    In Bama, a state-run comprehensive general hospital appears ready to admit patients. However, with few drugs or human resources, the treatment of patients in this facility remains rare for now. The costs of the public health system present an additional barrier for many, who simply do not have the means to pay for medical treatment.

    This hospital represents the only permanent health infrastructure for the people of Bama, which is now home to some 35,000 internally displaced people due to the ongoing conflict, as well as the host population.

    When Yagana brought her daughter to MSF’s malaria treatment centre in Bama in November, she spoke about the challenges in obtaining healthcare for her family.

    “It’s not as if there are no other providers in Bama but MSF treats us without us paying anything,” Yagana said. “In other facilities, it is always paracetamol and a prescription to buy the mostly out-of-stock drugs in the drugstore, and we don’t have the money.”

    The lack of functioning health infrastructure in Borno is further compounded by the number of medical cases seen in the state capital, Maiduguri.
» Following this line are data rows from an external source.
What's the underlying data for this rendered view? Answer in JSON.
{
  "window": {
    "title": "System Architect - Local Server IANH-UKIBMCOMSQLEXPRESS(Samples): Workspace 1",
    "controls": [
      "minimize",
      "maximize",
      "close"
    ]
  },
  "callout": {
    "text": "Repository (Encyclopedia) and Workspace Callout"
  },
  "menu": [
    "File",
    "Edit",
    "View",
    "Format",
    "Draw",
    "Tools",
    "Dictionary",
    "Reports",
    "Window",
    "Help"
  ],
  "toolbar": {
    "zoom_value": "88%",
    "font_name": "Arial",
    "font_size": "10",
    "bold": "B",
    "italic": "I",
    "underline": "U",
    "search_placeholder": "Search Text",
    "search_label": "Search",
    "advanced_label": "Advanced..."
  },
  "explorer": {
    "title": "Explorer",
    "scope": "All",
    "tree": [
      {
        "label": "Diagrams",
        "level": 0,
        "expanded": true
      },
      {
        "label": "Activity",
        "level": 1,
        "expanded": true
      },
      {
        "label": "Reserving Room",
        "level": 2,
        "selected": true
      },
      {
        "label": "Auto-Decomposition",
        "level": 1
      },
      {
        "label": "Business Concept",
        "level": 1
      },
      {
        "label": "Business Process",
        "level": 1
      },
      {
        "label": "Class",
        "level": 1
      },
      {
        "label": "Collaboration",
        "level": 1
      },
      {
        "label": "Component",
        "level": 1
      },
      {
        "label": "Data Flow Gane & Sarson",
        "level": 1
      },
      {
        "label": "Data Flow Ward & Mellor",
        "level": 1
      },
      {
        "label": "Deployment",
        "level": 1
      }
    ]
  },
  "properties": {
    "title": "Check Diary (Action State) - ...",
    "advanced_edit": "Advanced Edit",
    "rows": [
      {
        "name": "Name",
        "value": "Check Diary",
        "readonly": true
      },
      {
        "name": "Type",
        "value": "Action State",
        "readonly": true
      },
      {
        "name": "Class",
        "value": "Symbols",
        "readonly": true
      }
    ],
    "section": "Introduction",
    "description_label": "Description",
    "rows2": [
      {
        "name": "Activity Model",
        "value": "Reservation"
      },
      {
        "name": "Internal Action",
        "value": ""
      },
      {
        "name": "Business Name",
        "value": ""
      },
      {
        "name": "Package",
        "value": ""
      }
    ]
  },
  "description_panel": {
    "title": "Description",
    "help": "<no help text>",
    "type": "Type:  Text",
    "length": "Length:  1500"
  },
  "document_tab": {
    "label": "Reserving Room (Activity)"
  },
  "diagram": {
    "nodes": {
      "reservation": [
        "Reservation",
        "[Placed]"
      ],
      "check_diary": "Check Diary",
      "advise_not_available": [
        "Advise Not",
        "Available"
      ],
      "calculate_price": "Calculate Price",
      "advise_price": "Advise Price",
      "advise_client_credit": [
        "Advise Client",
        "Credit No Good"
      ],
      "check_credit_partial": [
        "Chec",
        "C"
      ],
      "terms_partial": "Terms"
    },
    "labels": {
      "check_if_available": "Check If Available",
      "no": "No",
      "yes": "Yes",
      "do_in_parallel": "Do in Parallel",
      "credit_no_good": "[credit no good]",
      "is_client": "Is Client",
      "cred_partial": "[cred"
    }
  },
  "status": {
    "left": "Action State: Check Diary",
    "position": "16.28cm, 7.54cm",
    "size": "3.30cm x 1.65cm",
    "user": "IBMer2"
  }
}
From July to November, our paediatric hospital in Gwange treated more than 5,000 confirmed cases of malaria, while MSF’s feeding centre for malnourished children in Fori admitted and treated 146 children with malaria, who were also suffering from malnutrition.

    While there are other hospitals in Maiduguri, few offer secondary healthcare services, or secondary paediatric care services that provide treatment for complex malaria cases. Fewer still provide healthcare that the general population can afford.

    Despite starting as a project for the treatment of malaria, MSF’s work in Bama also grew to encompass more general paediatric secondary healthcare, admitting 192 additional patients for care due to the lack of treatment options for the population.

    However, adults are also in need of healthcare services – women’s leader, Famata lives in an IDP camp in Bama, and is the first port of call in times of crisis for many women in the camp.

    “If we become seriously ill here, there is nowhere to go. I have diabetes, but there is no-one here who can treat me,” says Famata. “I went to the general hospital here in Bama town – they tested me and told me I had diabetes, and then gave me a prescription for the drugs to buy – but I can’t afford the medicine.”

    “Many women are also suffering from issues like fistula, but I don’t know where to take them; the same goes for HIV,” Famata continues. “I treat my diabetes by being careful with my diet – I only eat beans – but I really need drugs.”

    The absence of comprehensive healthcare in Bama and other ‘garrison towns’ (towns that are inhabited and guarded by the Nigerian military) is a serious issue for the population, however, they remain visible and able to voice their concerns; if the challenges of those living in garrison towns are dire, it raises difficult questions over the healthcare situation for those outside of military-controlled areas with limited humanitarian support, many of whom are living in areas controlled by armed opposition groups:

    “If the state health authorities are able to ensure the day-to-day functioning of their hospitals in towns like Bama, it would allow organisations like MSF to boost other aspects of healthcare coverage in Borno state, such as malnutrition, outbreaks of epidemic disease or maternity care,” says David Therond, MSF head of mission.

    If greater healthcare coverage is to be realised, with fewer preventable deaths, more must be done to ensure that affordable healthcare services are available to the general populace in Borno. With an emphasis on appropriate human resources, and the provision of medicines, there is a lot more that can be done.